Extracted material Block Start

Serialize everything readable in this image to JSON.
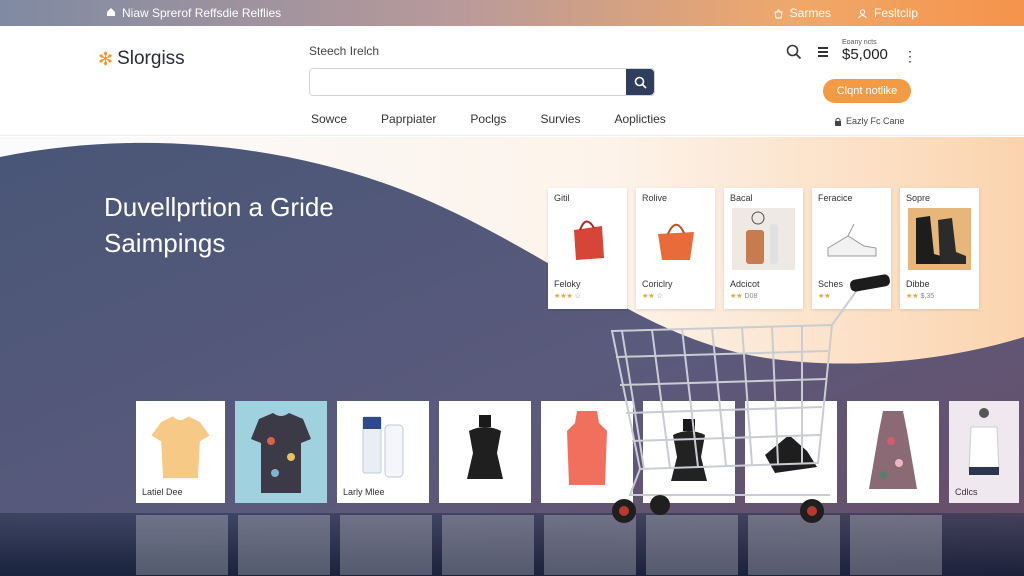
{
  "topbar": {
    "promo": "Niaw Sprerof Reffsdie  Relflies",
    "links": [
      "Sarmes",
      "Fesltclip"
    ]
  },
  "header": {
    "logo": "Slorgiss",
    "search_label": "Steech Irelch",
    "search_placeholder": "",
    "nav": [
      "Sowce",
      "Paprpiater",
      "Poclgs",
      "Survies",
      "Aoplicties"
    ],
    "cart_small": "Eoany ncts",
    "cart_total": "$5,000",
    "cta": "Clqnt notlike",
    "early": "Eazly Fc Cane"
  },
  "hero": {
    "title_line1": "Duvellprtion a Gride",
    "title_line2": "Saimpings"
  },
  "cards": [
    {
      "title": "Gitil",
      "name": "Feloky",
      "rating": "★★★",
      "rest": "☆"
    },
    {
      "title": "Rolive",
      "name": "Coriclry",
      "rating": "★★",
      "rest": "☆"
    },
    {
      "title": "Bacal",
      "name": "Adcicot",
      "rating": "★★",
      "rest": "D08"
    },
    {
      "title": "Feracice",
      "name": "Sches",
      "rating": "★★",
      "rest": ""
    },
    {
      "title": "Sopre",
      "name": "Dibbe",
      "rating": "★★",
      "rest": "$,35"
    }
  ],
  "products": [
    {
      "label": "Latiel Dee"
    },
    {
      "label": ""
    },
    {
      "label": "Larly Mlee"
    },
    {
      "label": ""
    },
    {
      "label": ""
    },
    {
      "label": ""
    },
    {
      "label": ""
    },
    {
      "label": ""
    },
    {
      "label": "Cdlcs"
    }
  ],
  "colors": {
    "accent": "#f39a45",
    "navy": "#2f3e5c",
    "hero_wave": "#4a5573"
  },
  "icons": [
    "home-icon",
    "bag-icon",
    "search-icon",
    "cart-icon",
    "more-icon",
    "lock-icon"
  ]
}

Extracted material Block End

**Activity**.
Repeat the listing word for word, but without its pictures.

**Result of this task**.
Serialize everything readable in this image to JSON.
{
  "topbar": {
    "promo": "Niaw Sprerof Reffsdie  Relflies",
    "links": [
      "Sarmes",
      "Fesltclip"
    ]
  },
  "header": {
    "logo": "Slorgiss",
    "search_label": "Steech Irelch",
    "search_placeholder": "",
    "nav": [
      "Sowce",
      "Paprpiater",
      "Poclgs",
      "Survies",
      "Aoplicties"
    ],
    "cart_small": "Eoany ncts",
    "cart_total": "$5,000",
    "cta": "Clqnt notlike",
    "early": "Eazly Fc Cane"
  },
  "hero": {
    "title_line1": "Duvellprtion a Gride",
    "title_line2": "Saimpings"
  },
  "cards": [
    {
      "title": "Gitil",
      "name": "Feloky",
      "rating": "★★★",
      "rest": "☆"
    },
    {
      "title": "Rolive",
      "name": "Coriclry",
      "rating": "★★",
      "rest": "☆"
    },
    {
      "title": "Bacal",
      "name": "Adcicot",
      "rating": "★★",
      "rest": "D08"
    },
    {
      "title": "Feracice",
      "name": "Sches",
      "rating": "★★",
      "rest": ""
    },
    {
      "title": "Sopre",
      "name": "Dibbe",
      "rating": "★★",
      "rest": "$,35"
    }
  ],
  "products": [
    {
      "label": "Latiel Dee"
    },
    {
      "label": ""
    },
    {
      "label": "Larly Mlee"
    },
    {
      "label": ""
    },
    {
      "label": ""
    },
    {
      "label": ""
    },
    {
      "label": ""
    },
    {
      "label": ""
    },
    {
      "label": "Cdlcs"
    }
  ],
  "colors": {
    "accent": "#f39a45",
    "navy": "#2f3e5c",
    "hero_wave": "#4a5573"
  },
  "icons": [
    "home-icon",
    "bag-icon",
    "search-icon",
    "cart-icon",
    "more-icon",
    "lock-icon"
  ]
}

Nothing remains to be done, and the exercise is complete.